» **Records for the task**

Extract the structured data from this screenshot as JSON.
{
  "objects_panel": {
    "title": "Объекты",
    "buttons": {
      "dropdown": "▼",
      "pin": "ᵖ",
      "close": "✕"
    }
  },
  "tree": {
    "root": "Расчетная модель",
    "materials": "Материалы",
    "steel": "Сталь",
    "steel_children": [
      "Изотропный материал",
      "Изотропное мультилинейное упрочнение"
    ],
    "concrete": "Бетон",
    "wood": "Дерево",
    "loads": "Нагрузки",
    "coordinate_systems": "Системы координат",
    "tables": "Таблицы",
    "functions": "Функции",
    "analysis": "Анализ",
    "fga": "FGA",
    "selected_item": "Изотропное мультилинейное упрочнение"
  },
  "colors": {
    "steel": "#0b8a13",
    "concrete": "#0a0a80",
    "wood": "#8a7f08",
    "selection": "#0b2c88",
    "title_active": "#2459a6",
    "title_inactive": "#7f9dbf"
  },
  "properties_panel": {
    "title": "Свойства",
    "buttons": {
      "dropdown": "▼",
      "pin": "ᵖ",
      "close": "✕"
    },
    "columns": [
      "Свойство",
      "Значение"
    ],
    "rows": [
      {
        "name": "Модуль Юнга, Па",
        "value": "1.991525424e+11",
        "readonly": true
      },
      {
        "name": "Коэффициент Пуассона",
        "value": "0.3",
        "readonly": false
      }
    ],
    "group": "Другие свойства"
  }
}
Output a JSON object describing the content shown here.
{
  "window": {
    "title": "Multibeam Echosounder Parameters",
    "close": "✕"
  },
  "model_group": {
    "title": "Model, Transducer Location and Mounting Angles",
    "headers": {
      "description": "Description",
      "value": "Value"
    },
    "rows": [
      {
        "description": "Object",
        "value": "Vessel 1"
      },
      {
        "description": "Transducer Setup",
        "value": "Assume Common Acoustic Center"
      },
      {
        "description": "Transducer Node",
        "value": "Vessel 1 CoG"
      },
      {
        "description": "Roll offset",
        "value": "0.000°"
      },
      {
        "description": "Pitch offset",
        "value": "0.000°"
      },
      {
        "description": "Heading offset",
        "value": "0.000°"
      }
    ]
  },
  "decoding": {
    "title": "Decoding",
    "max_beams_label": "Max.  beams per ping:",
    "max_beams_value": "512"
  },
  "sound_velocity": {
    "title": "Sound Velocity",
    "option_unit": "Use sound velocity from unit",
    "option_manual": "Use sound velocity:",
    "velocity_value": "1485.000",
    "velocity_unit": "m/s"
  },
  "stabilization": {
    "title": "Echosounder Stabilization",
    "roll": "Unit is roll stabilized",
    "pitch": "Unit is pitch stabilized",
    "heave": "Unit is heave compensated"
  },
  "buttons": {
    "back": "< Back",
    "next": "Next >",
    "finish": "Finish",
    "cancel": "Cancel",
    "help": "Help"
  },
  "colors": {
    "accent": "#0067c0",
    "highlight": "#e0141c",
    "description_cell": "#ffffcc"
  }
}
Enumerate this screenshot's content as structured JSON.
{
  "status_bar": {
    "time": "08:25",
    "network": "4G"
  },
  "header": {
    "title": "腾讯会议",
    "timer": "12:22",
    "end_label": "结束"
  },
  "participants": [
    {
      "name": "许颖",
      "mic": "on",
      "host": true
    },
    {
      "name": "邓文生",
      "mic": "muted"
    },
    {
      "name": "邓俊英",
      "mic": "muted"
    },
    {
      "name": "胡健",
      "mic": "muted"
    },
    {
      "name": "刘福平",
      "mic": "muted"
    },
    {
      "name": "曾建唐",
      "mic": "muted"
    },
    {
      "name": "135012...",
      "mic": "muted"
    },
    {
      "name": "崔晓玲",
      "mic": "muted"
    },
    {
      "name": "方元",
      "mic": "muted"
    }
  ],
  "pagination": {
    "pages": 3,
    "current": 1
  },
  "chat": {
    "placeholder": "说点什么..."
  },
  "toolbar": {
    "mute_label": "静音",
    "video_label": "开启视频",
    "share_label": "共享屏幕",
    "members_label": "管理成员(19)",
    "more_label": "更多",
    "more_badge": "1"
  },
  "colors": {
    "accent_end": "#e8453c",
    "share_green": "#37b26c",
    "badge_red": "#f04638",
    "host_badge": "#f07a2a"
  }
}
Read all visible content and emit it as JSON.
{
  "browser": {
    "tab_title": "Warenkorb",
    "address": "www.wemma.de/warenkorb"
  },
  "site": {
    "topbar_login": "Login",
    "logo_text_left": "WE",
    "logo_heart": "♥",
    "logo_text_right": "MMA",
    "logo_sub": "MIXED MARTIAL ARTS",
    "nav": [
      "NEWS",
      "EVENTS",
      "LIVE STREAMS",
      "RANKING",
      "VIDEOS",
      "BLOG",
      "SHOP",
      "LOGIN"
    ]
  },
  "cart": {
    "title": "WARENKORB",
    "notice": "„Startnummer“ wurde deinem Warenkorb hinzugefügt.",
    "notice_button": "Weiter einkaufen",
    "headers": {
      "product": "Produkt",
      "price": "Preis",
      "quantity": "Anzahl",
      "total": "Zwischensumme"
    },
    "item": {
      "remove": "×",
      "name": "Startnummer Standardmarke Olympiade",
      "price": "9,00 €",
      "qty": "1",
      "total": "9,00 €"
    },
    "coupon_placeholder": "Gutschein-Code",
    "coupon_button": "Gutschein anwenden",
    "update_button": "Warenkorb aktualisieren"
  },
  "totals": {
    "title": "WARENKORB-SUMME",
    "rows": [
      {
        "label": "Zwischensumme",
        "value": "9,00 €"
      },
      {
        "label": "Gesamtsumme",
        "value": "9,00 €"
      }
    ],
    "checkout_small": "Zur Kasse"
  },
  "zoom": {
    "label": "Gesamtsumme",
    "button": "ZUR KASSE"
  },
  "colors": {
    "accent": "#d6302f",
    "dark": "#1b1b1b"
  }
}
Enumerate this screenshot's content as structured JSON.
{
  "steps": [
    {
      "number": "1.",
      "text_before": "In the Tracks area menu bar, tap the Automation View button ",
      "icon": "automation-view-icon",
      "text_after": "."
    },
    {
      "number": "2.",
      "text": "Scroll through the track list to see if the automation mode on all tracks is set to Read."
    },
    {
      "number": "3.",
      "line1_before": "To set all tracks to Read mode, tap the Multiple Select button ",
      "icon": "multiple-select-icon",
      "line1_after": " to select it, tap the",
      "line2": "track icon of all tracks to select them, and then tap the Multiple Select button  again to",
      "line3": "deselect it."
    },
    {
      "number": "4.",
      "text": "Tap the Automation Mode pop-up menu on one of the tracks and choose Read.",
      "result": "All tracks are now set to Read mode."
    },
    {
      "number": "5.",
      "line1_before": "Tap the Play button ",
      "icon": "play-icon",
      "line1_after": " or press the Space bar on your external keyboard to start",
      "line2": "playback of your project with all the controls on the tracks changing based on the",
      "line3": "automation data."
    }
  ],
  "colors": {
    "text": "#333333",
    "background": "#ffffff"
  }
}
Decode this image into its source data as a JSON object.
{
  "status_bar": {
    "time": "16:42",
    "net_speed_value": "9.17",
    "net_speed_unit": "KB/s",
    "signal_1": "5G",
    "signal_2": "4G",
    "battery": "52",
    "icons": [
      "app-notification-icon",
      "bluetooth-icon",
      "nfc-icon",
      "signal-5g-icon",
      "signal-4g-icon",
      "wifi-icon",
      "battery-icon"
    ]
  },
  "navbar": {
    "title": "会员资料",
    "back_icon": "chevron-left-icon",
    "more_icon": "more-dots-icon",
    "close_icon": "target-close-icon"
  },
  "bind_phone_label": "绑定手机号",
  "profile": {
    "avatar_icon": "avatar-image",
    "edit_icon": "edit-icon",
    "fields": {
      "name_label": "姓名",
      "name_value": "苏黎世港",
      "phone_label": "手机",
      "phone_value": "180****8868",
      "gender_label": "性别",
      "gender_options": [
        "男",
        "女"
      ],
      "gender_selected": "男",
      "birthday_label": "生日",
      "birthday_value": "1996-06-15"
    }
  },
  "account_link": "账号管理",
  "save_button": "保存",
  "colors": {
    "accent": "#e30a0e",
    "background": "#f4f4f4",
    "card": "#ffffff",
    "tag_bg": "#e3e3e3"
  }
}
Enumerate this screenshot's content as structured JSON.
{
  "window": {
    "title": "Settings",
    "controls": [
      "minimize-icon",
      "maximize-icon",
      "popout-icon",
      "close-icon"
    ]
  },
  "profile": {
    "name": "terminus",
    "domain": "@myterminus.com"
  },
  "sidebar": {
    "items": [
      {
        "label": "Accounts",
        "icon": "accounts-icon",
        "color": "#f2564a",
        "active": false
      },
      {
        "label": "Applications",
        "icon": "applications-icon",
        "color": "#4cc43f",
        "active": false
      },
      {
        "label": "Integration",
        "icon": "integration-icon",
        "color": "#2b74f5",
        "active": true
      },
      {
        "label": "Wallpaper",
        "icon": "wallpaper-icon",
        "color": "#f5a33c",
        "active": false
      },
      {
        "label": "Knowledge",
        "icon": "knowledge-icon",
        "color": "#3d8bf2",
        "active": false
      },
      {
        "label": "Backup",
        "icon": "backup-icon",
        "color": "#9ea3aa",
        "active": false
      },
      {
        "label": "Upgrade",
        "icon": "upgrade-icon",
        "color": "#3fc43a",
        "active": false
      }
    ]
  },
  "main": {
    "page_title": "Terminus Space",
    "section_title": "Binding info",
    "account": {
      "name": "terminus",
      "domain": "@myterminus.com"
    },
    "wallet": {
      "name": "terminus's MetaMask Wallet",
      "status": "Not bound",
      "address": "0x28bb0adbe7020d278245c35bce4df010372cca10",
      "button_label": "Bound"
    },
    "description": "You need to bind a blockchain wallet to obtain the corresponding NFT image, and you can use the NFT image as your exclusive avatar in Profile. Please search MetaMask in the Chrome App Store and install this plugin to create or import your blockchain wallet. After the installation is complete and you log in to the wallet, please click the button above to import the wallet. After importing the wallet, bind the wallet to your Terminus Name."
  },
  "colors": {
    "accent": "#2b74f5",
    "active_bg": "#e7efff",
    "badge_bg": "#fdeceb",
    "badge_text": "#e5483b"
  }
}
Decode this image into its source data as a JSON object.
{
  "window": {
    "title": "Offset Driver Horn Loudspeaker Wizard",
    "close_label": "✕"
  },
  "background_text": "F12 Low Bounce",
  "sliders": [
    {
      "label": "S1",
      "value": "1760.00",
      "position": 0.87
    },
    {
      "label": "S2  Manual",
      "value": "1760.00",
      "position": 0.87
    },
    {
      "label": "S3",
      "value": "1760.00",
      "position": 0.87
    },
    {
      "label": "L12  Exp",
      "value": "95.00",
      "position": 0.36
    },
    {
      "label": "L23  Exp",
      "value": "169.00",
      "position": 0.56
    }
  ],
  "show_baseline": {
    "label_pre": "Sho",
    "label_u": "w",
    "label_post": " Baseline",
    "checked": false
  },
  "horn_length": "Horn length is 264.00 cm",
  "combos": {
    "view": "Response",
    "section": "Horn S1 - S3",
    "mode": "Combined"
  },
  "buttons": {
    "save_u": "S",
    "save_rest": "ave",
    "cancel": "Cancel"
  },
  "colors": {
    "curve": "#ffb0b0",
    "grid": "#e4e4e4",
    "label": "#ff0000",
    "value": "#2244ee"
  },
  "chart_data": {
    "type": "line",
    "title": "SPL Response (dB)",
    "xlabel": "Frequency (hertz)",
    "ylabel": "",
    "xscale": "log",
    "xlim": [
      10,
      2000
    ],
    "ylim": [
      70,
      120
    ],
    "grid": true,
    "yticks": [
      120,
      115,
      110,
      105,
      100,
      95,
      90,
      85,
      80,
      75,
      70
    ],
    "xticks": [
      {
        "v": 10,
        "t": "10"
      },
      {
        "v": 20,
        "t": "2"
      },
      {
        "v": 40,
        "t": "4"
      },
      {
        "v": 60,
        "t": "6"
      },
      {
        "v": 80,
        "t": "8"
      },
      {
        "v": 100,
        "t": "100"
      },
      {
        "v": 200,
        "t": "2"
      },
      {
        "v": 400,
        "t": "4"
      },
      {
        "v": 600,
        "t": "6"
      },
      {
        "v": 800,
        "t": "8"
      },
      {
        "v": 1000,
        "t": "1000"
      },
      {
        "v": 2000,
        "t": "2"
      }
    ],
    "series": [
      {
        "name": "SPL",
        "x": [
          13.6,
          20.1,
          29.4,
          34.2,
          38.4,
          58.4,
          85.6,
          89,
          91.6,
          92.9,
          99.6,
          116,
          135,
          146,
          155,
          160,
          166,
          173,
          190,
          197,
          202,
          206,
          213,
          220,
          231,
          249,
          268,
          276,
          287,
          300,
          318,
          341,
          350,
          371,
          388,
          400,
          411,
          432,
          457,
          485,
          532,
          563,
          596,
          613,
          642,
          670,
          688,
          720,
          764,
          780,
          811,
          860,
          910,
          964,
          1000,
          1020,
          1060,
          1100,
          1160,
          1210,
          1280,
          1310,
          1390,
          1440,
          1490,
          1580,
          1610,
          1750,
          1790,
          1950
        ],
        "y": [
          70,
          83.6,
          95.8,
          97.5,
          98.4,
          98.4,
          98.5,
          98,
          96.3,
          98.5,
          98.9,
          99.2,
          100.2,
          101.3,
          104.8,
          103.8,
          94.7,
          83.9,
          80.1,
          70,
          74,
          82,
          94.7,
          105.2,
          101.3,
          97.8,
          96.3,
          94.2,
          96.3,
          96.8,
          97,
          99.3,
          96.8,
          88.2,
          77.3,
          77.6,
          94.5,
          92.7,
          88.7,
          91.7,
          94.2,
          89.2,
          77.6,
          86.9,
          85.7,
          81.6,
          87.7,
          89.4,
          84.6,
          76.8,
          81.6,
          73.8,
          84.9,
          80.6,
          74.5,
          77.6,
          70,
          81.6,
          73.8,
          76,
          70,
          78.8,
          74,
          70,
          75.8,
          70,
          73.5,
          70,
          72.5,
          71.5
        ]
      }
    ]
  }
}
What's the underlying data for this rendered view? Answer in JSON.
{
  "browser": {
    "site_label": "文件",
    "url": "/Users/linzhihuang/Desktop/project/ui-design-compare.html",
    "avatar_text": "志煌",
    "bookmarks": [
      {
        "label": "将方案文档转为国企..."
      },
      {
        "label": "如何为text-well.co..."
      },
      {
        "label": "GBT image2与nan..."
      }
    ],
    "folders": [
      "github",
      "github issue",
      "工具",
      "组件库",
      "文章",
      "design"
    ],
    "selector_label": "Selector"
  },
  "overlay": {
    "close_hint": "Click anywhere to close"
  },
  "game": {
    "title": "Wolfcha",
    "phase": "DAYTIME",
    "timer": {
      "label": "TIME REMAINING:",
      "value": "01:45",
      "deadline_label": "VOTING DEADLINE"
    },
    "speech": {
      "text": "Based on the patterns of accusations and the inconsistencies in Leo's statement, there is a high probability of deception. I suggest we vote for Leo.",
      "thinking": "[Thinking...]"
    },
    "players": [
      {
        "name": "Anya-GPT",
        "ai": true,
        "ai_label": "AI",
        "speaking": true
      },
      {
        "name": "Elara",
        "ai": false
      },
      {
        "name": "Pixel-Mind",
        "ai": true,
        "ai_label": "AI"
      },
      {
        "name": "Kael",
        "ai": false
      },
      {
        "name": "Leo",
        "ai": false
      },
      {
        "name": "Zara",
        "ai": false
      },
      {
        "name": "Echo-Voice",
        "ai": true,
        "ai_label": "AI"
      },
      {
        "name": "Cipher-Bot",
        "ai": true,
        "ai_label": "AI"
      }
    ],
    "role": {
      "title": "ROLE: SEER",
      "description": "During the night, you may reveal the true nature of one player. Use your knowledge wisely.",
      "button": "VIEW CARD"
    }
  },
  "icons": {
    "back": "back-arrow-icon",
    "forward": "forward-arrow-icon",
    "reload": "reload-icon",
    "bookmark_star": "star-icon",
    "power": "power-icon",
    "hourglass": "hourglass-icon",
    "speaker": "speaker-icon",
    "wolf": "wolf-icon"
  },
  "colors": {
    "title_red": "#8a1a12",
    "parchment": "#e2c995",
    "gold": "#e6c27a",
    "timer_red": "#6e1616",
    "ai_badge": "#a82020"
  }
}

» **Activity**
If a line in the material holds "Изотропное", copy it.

» **Your solution**
      "Изотропное мультилинейное упрочнение"
    "selected_item": "Изотропное мультилинейное упрочнение"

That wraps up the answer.